When the word "ヒューマンアカデミー松山校で学ばれた方へ" shows up in a line of the records below, copy that line.

RECORDS TO PROCESS section start

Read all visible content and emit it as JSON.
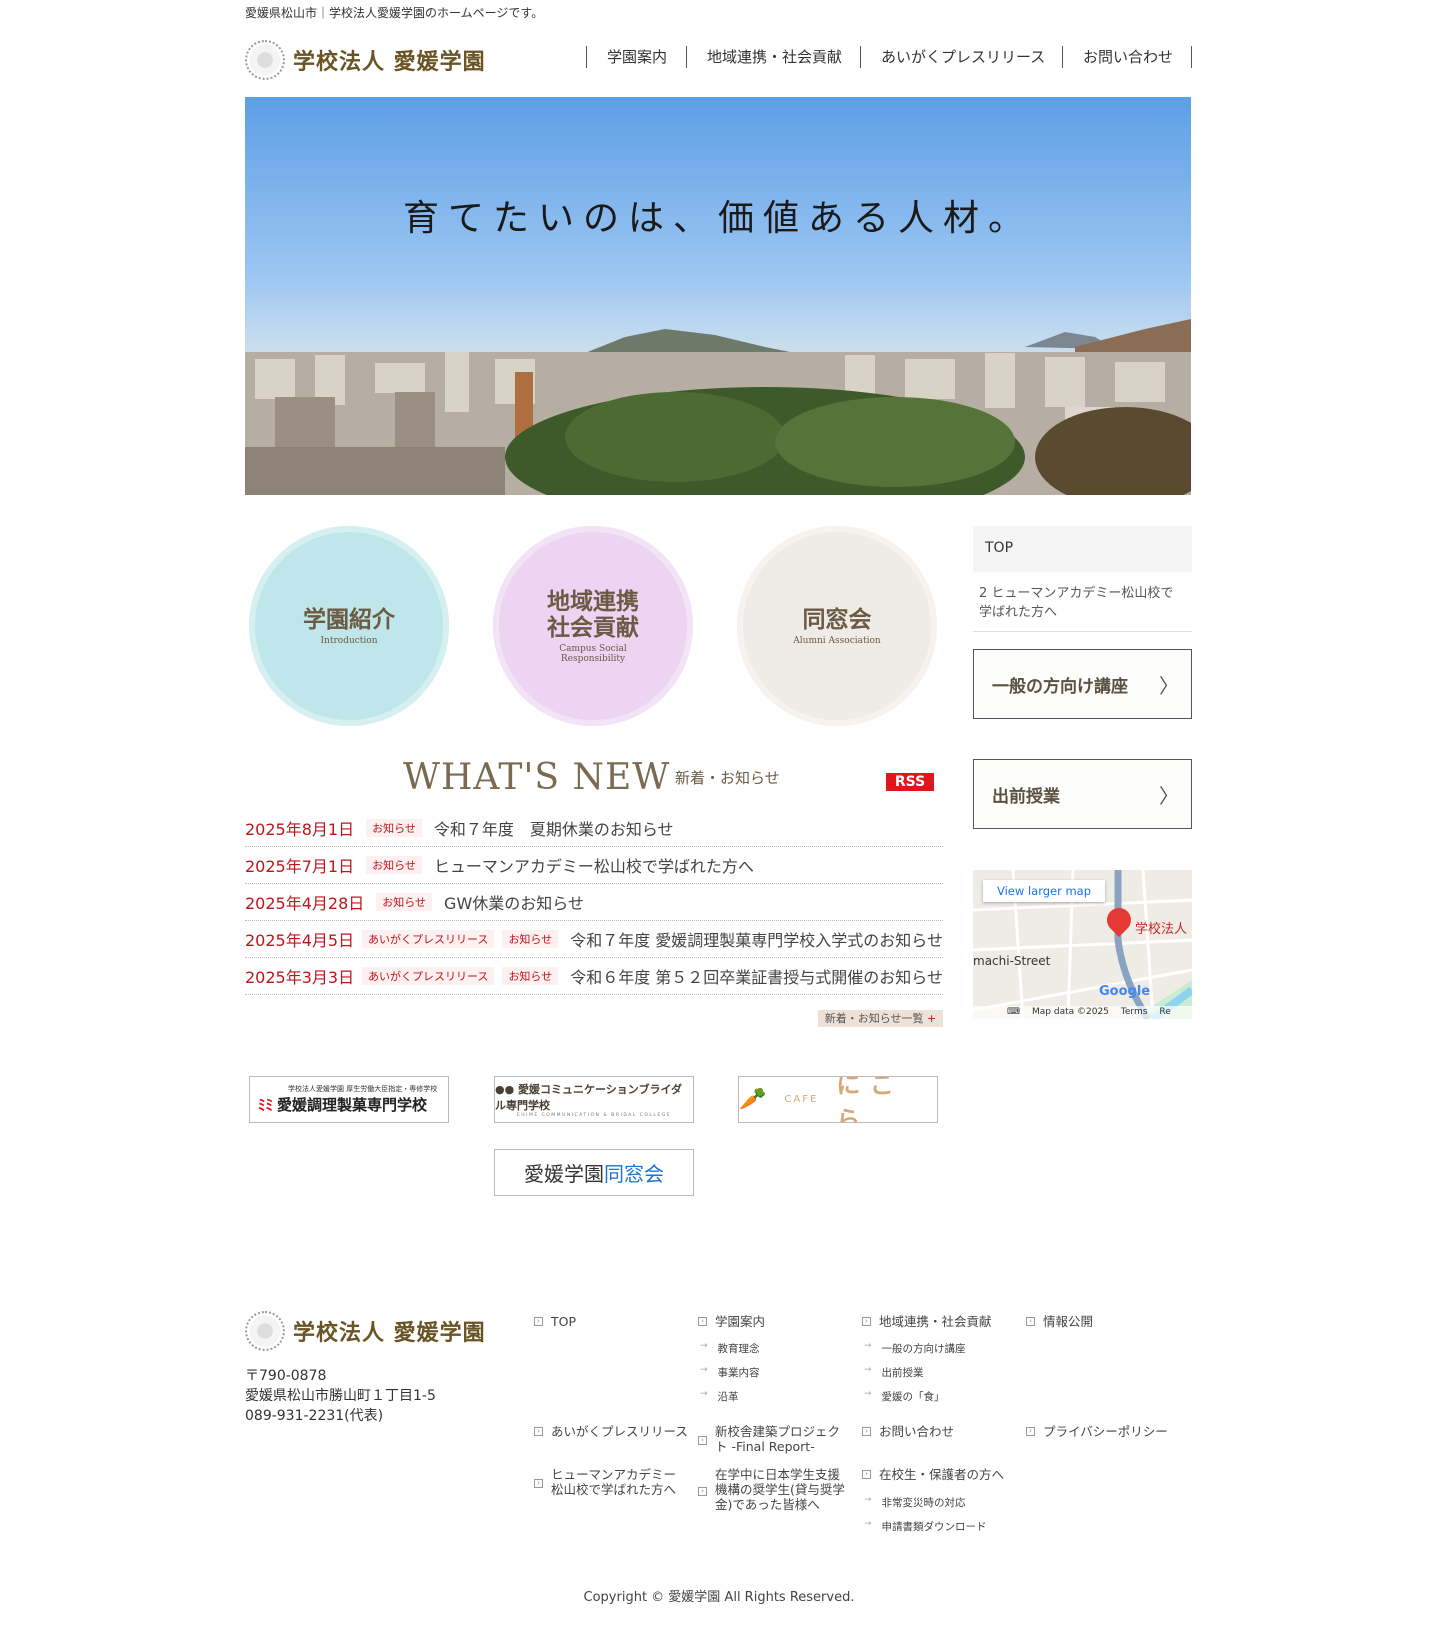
{
  "header": {
    "tagline": "愛媛県松山市｜学校法人愛媛学園のホームページです。",
    "logo": "学校法人 愛媛学園",
    "nav": [
      "学園案内",
      "地域連携・社会貢献",
      "あいがくプレスリリース",
      "お問い合わせ"
    ]
  },
  "hero": {
    "headline": "育てたいのは、価値ある人材。"
  },
  "circles": [
    {
      "jp": "学園紹介",
      "en": "Introduction"
    },
    {
      "jp": "地域連携\n社会貢献",
      "jp1": "地域連携",
      "jp2": "社会貢献",
      "en1": "Campus Social",
      "en2": "Responsibility"
    },
    {
      "jp": "同窓会",
      "en": "Alumni Association"
    }
  ],
  "sidebar": {
    "crumb_top": "TOP",
    "crumb_current": "2 ヒューマンアカデミー松山校で学ばれた方へ",
    "btn1": "一般の方向け講座",
    "btn2": "出前授業",
    "map": {
      "link": "View larger map",
      "place": "学校法人",
      "street": "machi-Street",
      "google": "Google",
      "data": "Map data ©2025",
      "terms": "Terms",
      "report": "Re"
    }
  },
  "news": {
    "title": "WHAT'S NEW",
    "subtitle": "新着・お知らせ",
    "rss": "RSS",
    "more": "新着・お知らせ一覧",
    "more_icon": "+",
    "items": [
      {
        "date": "2025年8月1日",
        "tags": [
          "お知らせ"
        ],
        "title": "令和７年度　夏期休業のお知らせ"
      },
      {
        "date": "2025年7月1日",
        "tags": [
          "お知らせ"
        ],
        "title": "ヒューマンアカデミー松山校で学ばれた方へ"
      },
      {
        "date": "2025年4月28日",
        "tags": [
          "お知らせ"
        ],
        "title": "GW休業のお知らせ"
      },
      {
        "date": "2025年4月5日",
        "tags": [
          "あいがくプレスリリース",
          "お知らせ"
        ],
        "title": "令和７年度 愛媛調理製菓専門学校入学式のお知らせ"
      },
      {
        "date": "2025年3月3日",
        "tags": [
          "あいがくプレスリリース",
          "お知らせ"
        ],
        "title": "令和６年度 第５２回卒業証書授与式開催のお知らせ"
      }
    ]
  },
  "banners": {
    "b1_small": "学校法人愛媛学園 厚生労働大臣指定・専修学校",
    "b1": "愛媛調理製菓専門学校",
    "b2": "愛媛コミュニケーションブライダル専門学校",
    "b2_en": "EHIME COMMUNICATION & BRIDAL COLLEGE",
    "b3_cafe": "CAFE",
    "b3": "にこら",
    "b4a": "愛媛学園",
    "b4b": "同窓会"
  },
  "footer": {
    "logo": "学校法人 愛媛学園",
    "zip": "〒790-0878",
    "address": "愛媛県松山市勝山町１丁目1-5",
    "tel": "089-931-2231(代表)",
    "links": {
      "top": "TOP",
      "about": "学園案内",
      "about_sub": [
        "教育理念",
        "事業内容",
        "沿革"
      ],
      "csr": "地域連携・社会貢献",
      "csr_sub": [
        "一般の方向け講座",
        "出前授業",
        "愛媛の「食」"
      ],
      "info": "情報公開",
      "press": "あいがくプレスリリース",
      "project": "新校舎建築プロジェクト -Final Report-",
      "contact": "お問い合わせ",
      "privacy": "プライバシーポリシー",
      "human": "ヒューマンアカデミー松山校で学ばれた方へ",
      "jasso": "在学中に日本学生支援機構の奨学生(貸与奨学金)であった皆様へ",
      "students": "在校生・保護者の方へ",
      "students_sub": [
        "非常変災時の対応",
        "申請書類ダウンロード"
      ]
    },
    "copyright": "Copyright © 愛媛学園 All Rights Reserved."
  }
}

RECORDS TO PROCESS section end

YOUR SOLUTION:
    "crumb_current": "2 ヒューマンアカデミー松山校で学ばれた方へ",
        "title": "ヒューマンアカデミー松山校で学ばれた方へ"
      "human": "ヒューマンアカデミー松山校で学ばれた方へ",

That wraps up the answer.